A couple of days ago, The head of the IMF, Christine Lagarde, said the USA was caught between a fiscal precipice and a debt ceiling. I thought, well make up your mind, lady, we need to know whether to call a home handyman or a geologist.
I was already aware of the glass ceiling, and now I learn we have a debt ceiling. Wow, the guy in the apartment above us is living on borrowed time.
When I mentioned it to him, he told me not to worry, he had a golden parachute and anyway, he was heading for a soft landing.
Which brings me to the subject of cliches and how quickly we – and by ‘we’, I really mean the media – overuse often invented phrases, some of which make no sense at all.
ABC talking heads love to say “All pervasive.” Okay, as opposed to what? Half pervasive?
You will no doubt have observed that people lost at sea are never rescued, they’re always, as required by mandated statute, “plucked” from the water.

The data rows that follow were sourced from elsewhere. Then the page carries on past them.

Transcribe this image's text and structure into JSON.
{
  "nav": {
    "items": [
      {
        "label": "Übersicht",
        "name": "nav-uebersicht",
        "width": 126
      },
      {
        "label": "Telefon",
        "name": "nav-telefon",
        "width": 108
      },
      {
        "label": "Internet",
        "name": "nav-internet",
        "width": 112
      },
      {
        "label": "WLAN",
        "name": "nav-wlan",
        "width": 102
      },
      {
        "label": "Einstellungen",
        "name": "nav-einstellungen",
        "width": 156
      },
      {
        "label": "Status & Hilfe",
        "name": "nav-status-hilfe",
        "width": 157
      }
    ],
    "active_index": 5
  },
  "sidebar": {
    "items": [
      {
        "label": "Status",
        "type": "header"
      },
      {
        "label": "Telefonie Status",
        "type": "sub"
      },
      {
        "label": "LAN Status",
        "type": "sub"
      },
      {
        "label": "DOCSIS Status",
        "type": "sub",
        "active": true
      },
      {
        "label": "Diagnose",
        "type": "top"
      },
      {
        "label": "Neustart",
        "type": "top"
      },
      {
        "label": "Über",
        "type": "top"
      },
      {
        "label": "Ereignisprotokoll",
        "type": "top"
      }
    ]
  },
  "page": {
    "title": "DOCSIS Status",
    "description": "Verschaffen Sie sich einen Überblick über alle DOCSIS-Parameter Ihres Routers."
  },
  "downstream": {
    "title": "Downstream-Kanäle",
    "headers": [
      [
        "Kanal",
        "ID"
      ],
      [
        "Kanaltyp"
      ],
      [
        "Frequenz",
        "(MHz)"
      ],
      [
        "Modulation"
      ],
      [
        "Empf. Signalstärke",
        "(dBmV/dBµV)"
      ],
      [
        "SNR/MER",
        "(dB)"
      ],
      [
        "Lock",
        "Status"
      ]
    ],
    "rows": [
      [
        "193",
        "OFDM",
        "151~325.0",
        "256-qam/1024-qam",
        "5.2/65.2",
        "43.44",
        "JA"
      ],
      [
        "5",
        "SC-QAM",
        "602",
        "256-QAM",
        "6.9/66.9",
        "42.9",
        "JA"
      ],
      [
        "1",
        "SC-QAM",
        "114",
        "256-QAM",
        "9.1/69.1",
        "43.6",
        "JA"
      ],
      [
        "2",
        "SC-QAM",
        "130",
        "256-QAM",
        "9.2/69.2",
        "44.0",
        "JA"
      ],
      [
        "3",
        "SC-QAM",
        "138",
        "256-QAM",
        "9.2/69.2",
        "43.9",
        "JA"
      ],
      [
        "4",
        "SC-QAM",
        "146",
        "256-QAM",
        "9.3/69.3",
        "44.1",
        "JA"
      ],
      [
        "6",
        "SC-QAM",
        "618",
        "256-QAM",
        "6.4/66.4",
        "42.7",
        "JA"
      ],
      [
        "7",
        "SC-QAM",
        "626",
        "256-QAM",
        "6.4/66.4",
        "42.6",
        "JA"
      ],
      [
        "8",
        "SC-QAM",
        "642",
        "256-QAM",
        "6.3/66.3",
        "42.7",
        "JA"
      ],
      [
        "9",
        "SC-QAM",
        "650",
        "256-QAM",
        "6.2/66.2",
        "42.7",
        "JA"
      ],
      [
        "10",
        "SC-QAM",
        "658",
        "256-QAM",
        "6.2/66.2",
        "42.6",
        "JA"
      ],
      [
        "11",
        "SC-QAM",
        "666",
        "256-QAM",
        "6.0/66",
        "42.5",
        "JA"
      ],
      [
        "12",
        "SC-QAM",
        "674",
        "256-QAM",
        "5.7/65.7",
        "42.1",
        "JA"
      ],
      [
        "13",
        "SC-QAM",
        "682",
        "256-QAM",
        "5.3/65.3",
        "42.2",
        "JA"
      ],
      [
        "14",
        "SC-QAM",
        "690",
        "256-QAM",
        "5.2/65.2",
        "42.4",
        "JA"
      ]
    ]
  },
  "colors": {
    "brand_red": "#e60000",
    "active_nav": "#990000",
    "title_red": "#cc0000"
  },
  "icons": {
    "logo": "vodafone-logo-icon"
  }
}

Use of the words ‘Pluck’ and ‘water’ in the same sentence always reminds me of a singularly unpleasant duty – part of the early preparations for Sunday dinner – that fell to me during my teen years.
And then there’s the “Aha moment”, which I take to mean when you suddenly realize what everyone else has known forever.
During the period just after 9/11 when Quantitative Easing, (see, I’m as bad as the rest), was the phrase de jour, (yeah, I know), there was a search for ‘shovel ready’ projects. So when was the last time you saw someone with a shovel? Plant a rose bush these days and you hire a ditch witch as a minimum.
Back to Quantitative Easing; that was code for printing money and throwing it around like confetti at a rich banker’s wedding, simply because no one had the first clue as to what really should’ve been done.
One of my all time American favorites - amazing how many of these inane phrases originate across the pond – is “Mama Grizzlie” You know, once upon a time, calling a lady a mama grizzly would get you a smack in the mouth. It’s says, big, fat, grumpy and quite possibly hairy. But now Republican women take pride in the term.
Another thing Sarah Palin has to answer for.
How about ‘Awesome’? Which now means “run of the mill”. Heaps of people encounter something awesome at least twenty times a day. This morning a waitress thought it awesome that I could order a cappuccino without looking at the menu.
I’ll finish with some translations of phrases oft used in News reporting.
- Fled on Foot – Ran away
- Verbal altercation – they yelled at each other
- Physical altercation – when they were done yelling, one or both smacked the other.
- Blunt force trauma – Someone wacked someone else with something big and roundish
- Expressed concern – Had a whinge
- Deceased – Dead, (probably after suffering blunt force trauma during a post verbal, physical altercation that began when someone expressed concern).
So now you know.